• **GOAL OF THE EXERCISE**
Return the lines below that contain the word "title".

++++++++

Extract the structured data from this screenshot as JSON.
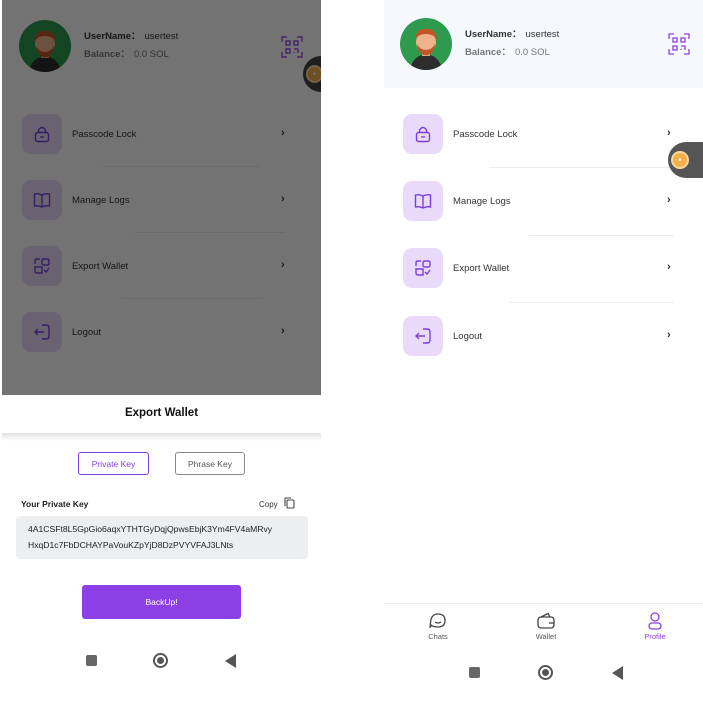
{
  "profile": {
    "username_label": "UserName：",
    "username_value": "usertest",
    "balance_label": "Balance：",
    "balance_value": "0.0 SOL"
  },
  "menu": {
    "items": [
      {
        "label": "Passcode Lock",
        "icon": "lock-icon"
      },
      {
        "label": "Manage Logs",
        "icon": "book-icon"
      },
      {
        "label": "Export Wallet",
        "icon": "export-icon"
      },
      {
        "label": "Logout",
        "icon": "logout-icon"
      }
    ]
  },
  "export_sheet": {
    "title": "Export Wallet",
    "tab_private": "Private Key",
    "tab_phrase": "Phrase Key",
    "key_label": "Your Private Key",
    "copy_label": "Copy",
    "private_key_line1": "4A1CSFt8L5GpGio6aqxYTHTGyDqjQpwsEbjK3Ym4FV4aMRvy",
    "private_key_line2": "HxqD1c7FbDCHAYPaVouKZpYjD8DzPVYVFAJ3LNts",
    "backup_label": "BackUp!"
  },
  "bottom_nav": {
    "chats": "Chats",
    "wallet": "Wallet",
    "profile": "Profile",
    "active": "Profile"
  },
  "colors": {
    "accent": "#8d3fe6",
    "icon_bg": "#e8daf8",
    "avatar_bg": "#2e9a4e"
  }
}
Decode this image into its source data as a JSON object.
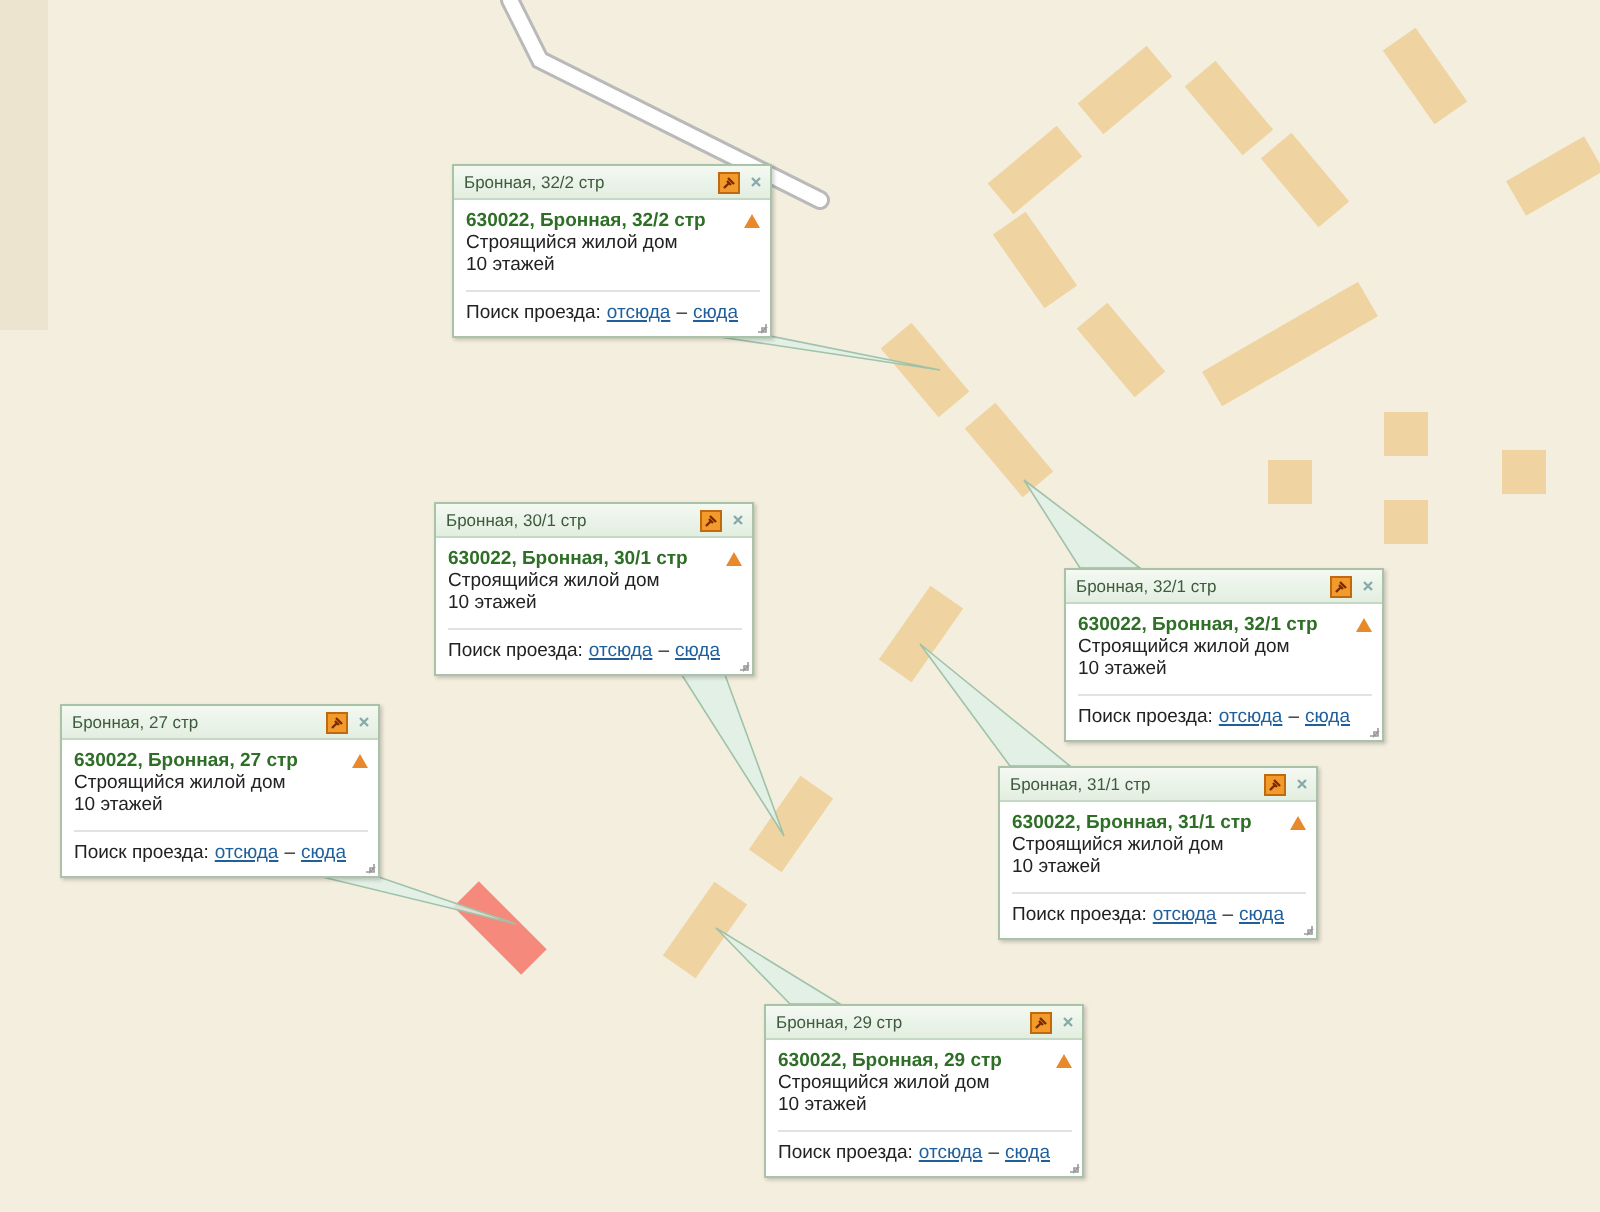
{
  "popups": [
    {
      "title": "Бронная, 32/2 стр",
      "address": "630022, Бронная, 32/2 стр",
      "description": "Строящийся жилой дом",
      "floors": "10 этажей",
      "route_label": "Поиск проезда:",
      "route_from": "отсюда",
      "route_dash": "–",
      "route_to": "сюда"
    },
    {
      "title": "Бронная, 30/1 стр",
      "address": "630022, Бронная, 30/1 стр",
      "description": "Строящийся жилой дом",
      "floors": "10 этажей",
      "route_label": "Поиск проезда:",
      "route_from": "отсюда",
      "route_dash": "–",
      "route_to": "сюда"
    },
    {
      "title": "Бронная, 27 стр",
      "address": "630022, Бронная, 27 стр",
      "description": "Строящийся жилой дом",
      "floors": "10 этажей",
      "route_label": "Поиск проезда:",
      "route_from": "отсюда",
      "route_dash": "–",
      "route_to": "сюда"
    },
    {
      "title": "Бронная, 32/1 стр",
      "address": "630022, Бронная, 32/1 стр",
      "description": "Строящийся жилой дом",
      "floors": "10 этажей",
      "route_label": "Поиск проезда:",
      "route_from": "отсюда",
      "route_dash": "–",
      "route_to": "сюда"
    },
    {
      "title": "Бронная, 31/1 стр",
      "address": "630022, Бронная, 31/1 стр",
      "description": "Строящийся жилой дом",
      "floors": "10 этажей",
      "route_label": "Поиск проезда:",
      "route_from": "отсюда",
      "route_dash": "–",
      "route_to": "сюда"
    },
    {
      "title": "Бронная, 29 стр",
      "address": "630022, Бронная, 29 стр",
      "description": "Строящийся жилой дом",
      "floors": "10 этажей",
      "route_label": "Поиск проезда:",
      "route_from": "отсюда",
      "route_dash": "–",
      "route_to": "сюда"
    }
  ]
}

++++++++

• **RESULT OF THIS EXERCISE**
    "title": "Export Wallet",
      "title": "Бронная, 32/2 стр",
      "title": "Бронная, 30/1 стр",
      "title": "Бронная, 27 стр",
      "title": "Бронная, 32/1 стр",
      "title": "Бронная, 31/1 стр",
      "title": "Бронная, 29 стр",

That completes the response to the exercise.